Discovery Is Destiny
Hanson is probably aware of such facts, but his perspective drives him to reject production and technology because happiness, he claims, does not consist of “having.” But he should ask himself if any happiness is derived from knowing, or if ignorance is bliss instead. The human species is a curious one, always asking questions, wondering “why,” and speculating about the unknown. Consequently, science developed and made slow progress, and from it grew the technology that Hanson so deplores. Do not scientists, inventors, and philosophers obtain happiness from gaining knowledge and making discoveries? Are not others made happier when they hear that this has occurred, and that mankind’s knowledge and understanding of the universe have been increased? Certainly this is so. We will probably never understand the universe completely, but each step in that direction is a triumph that all can share. It may not make a sad person happy, but mankind does not pursue knowledge to make sad people happy. The pursuit of knowledge is itself a source of satisfaction, if not of happiness, and that is sufficient.
Hanson’s chief error is to ascribe to technology and affluence an exclusive moral responsibility for producing general happiness that they simply do not bear. To draw a parallel, suppose a cultural Philistine had examined the same opinion polls that Hanson had seen, and concluded that even though the world possesses many more books and works of art now than it did fifty or a hundred years ago, people are neither more happy nor more aesthetically advanced now than they were then. So it must have been art and literature that have failed us! Should this inspire us to say that writers, playwrights, and artists should restrict their output?
Hanson should restrict his efforts to cultivating his own happiness, and stop trying to decide—based on mere circumstantial evidence—what makes others happy.
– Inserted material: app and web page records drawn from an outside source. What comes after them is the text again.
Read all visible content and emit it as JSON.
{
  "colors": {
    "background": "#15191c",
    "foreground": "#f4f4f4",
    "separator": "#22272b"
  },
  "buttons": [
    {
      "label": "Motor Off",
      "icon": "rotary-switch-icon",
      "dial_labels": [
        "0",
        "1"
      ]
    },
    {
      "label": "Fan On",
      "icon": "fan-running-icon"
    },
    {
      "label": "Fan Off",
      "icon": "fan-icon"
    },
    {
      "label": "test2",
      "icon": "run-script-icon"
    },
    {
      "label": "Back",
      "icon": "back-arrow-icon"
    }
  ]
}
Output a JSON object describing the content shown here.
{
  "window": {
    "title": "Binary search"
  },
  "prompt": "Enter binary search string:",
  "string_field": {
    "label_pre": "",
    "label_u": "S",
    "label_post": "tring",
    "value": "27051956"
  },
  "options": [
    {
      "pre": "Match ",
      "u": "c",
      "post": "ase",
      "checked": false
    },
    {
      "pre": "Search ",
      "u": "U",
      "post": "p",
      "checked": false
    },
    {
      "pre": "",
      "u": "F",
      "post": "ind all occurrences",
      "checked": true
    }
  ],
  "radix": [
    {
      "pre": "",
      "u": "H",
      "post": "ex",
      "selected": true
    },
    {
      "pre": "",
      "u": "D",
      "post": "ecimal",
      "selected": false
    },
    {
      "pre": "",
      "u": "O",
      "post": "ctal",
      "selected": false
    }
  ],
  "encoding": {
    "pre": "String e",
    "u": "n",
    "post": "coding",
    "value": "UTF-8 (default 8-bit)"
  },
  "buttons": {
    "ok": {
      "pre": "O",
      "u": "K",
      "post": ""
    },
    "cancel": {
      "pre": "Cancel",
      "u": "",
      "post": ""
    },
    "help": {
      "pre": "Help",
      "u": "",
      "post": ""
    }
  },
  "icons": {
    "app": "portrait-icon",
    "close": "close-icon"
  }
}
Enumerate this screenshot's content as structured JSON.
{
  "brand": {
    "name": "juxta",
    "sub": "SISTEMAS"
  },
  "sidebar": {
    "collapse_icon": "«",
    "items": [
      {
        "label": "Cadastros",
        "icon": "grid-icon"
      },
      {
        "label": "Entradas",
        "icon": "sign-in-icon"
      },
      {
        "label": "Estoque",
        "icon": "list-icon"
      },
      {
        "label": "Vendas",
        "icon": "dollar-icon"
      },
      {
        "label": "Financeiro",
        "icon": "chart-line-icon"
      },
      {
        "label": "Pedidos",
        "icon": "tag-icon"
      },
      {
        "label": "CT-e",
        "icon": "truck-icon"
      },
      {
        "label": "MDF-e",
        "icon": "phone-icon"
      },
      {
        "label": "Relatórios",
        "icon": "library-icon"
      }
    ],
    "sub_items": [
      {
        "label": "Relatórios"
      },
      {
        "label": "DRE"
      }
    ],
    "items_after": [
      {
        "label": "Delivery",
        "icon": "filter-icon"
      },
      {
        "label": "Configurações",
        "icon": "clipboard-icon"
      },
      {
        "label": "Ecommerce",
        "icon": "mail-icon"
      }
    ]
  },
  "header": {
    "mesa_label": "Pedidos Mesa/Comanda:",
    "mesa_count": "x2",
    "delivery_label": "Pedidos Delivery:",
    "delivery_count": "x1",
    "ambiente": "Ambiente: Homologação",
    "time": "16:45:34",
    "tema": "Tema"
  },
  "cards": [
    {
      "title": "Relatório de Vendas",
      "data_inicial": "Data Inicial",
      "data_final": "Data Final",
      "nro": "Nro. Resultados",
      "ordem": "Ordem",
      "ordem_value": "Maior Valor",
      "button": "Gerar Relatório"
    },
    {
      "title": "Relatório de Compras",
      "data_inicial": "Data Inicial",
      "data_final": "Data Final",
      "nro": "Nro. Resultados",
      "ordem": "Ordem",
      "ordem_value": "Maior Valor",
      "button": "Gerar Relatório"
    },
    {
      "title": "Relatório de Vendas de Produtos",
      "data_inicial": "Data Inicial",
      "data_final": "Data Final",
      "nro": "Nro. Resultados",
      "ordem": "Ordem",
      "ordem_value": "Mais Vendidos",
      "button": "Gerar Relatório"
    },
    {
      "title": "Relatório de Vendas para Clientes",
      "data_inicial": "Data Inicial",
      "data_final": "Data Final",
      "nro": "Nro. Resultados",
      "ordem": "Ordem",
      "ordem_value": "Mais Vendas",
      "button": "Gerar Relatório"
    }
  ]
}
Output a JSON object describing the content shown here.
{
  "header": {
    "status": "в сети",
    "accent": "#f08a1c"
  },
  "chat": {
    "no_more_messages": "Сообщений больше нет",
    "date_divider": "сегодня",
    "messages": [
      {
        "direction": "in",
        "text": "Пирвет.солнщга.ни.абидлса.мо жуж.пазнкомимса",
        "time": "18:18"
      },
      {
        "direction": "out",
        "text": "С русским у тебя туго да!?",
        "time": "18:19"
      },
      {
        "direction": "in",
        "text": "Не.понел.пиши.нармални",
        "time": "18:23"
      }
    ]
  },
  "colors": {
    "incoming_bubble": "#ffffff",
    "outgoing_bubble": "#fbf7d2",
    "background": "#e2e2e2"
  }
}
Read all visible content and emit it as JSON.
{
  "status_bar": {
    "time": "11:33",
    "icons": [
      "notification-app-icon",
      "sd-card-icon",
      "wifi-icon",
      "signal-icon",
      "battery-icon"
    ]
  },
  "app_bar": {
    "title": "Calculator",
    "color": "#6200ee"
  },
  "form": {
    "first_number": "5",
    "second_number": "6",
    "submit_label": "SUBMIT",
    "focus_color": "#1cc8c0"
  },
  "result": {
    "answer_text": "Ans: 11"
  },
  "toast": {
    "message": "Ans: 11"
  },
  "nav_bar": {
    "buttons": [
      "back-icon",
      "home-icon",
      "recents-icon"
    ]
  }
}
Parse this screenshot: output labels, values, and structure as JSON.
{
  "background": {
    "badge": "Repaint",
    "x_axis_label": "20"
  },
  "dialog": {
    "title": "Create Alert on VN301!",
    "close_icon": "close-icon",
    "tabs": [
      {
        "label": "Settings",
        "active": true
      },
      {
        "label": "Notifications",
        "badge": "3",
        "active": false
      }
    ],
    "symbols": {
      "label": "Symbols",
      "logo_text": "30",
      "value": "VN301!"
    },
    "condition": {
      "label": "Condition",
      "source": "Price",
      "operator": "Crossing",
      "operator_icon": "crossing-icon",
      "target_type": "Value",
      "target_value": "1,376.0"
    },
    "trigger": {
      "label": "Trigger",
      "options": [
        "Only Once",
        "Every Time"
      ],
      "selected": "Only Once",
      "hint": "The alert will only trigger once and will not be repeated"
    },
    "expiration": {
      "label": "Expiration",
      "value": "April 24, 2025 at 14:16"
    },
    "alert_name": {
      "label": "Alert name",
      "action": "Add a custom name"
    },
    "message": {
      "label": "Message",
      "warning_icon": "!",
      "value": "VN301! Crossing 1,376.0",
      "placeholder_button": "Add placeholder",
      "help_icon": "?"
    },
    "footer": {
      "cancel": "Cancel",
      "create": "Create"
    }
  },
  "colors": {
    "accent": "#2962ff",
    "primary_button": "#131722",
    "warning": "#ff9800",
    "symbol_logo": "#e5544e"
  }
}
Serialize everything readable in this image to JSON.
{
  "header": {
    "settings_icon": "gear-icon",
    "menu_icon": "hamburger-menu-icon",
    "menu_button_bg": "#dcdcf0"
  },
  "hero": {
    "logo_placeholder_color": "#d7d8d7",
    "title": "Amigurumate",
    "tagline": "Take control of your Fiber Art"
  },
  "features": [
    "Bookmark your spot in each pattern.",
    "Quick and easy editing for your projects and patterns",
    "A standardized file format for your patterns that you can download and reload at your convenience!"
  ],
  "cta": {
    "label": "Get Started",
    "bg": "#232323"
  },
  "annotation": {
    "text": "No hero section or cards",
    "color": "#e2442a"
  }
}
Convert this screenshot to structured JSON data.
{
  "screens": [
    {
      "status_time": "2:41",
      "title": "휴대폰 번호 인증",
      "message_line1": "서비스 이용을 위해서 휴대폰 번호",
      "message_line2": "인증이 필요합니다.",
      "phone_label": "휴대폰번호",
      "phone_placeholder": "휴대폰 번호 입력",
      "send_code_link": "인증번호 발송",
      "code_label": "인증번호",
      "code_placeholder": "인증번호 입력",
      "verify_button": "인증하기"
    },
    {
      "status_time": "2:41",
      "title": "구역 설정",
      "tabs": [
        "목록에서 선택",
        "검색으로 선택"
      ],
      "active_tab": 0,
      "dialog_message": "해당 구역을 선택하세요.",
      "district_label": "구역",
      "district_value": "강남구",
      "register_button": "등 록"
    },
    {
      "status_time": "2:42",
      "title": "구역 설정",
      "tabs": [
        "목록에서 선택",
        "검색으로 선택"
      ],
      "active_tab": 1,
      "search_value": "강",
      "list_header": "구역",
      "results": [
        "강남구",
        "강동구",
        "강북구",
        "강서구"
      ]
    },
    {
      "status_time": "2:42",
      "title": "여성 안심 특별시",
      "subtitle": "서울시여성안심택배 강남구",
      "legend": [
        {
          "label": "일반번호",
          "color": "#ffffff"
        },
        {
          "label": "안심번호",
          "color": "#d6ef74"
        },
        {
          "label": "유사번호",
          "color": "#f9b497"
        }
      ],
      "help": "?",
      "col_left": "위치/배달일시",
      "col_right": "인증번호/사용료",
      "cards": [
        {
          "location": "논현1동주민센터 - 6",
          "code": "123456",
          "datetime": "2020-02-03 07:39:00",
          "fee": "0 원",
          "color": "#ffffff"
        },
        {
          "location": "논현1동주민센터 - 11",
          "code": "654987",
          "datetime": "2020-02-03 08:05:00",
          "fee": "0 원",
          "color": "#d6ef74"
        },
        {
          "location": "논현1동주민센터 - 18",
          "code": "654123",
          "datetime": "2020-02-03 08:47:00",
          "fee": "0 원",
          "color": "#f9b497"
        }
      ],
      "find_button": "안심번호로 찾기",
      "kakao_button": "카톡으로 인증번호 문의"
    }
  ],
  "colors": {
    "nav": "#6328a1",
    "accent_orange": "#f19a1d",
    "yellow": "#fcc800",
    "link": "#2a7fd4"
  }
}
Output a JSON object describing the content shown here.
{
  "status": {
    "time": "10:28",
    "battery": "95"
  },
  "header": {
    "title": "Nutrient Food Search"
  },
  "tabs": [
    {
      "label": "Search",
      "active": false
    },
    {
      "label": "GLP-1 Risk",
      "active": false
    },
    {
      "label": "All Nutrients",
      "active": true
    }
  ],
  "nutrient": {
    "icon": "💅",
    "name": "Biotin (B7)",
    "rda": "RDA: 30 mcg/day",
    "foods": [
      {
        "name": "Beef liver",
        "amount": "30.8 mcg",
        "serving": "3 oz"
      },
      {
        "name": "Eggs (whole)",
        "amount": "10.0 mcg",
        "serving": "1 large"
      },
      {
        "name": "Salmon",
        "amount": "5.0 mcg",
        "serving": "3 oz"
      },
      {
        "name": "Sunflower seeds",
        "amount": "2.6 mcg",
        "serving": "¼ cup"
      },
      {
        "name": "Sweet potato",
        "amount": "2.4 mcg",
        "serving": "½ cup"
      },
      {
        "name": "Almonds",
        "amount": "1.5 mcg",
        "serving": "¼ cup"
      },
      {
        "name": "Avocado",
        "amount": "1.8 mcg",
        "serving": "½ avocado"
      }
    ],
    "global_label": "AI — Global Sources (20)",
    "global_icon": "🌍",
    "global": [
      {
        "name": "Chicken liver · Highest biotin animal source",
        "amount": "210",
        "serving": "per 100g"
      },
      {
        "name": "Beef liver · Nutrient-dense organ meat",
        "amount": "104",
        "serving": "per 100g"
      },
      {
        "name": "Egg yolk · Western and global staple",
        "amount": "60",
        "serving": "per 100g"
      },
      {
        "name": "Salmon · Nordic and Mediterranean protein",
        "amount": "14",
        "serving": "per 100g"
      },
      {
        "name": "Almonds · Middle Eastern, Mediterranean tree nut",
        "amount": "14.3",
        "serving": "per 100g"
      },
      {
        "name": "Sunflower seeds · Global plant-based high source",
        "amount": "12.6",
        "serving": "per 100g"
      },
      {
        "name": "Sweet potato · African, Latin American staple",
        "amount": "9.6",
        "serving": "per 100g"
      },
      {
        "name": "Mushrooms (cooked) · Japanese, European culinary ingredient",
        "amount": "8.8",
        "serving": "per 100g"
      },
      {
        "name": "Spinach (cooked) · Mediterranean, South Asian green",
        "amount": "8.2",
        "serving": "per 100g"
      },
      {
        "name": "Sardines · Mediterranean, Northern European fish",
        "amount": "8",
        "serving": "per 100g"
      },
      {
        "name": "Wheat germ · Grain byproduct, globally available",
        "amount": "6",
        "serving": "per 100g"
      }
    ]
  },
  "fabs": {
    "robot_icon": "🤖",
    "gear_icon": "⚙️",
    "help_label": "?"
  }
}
As implied by the old adage, “What is one man’s meat is another man’s poison,” this is for each individual to decide.
- Web address: http://www.livelinks.com/sumeria/politics/enviro.html. (Accessed March 6, 1998.)
- I particularly recommend Eco-Sanity by Joseph L. Bast, et al. (Lanham, Md.: Madison Books, 1994); Environmental Overkill: Whatever Happened to Common Sense? by Dixy Lee Ray (New York: Harper Perennial, 1993); Green Delusions by Martin W. Lewis (Durham, N.C.: Duke University Press, 1992); No Turning Back by Wallace Kaufman (New York: Basic Books, 1994); and Science Under Siege by Michael Fumento (New York: William Morrow & Co., Inc., 1993).
- Albert O. Hirschman, Shifting Involvements (Princeton, N.J.: Princeton University Press, 1982), pp. 50–53.
- George Lichtheim, A Short History of Socialism (New York: Praeger Publishers, 1970), p. 327.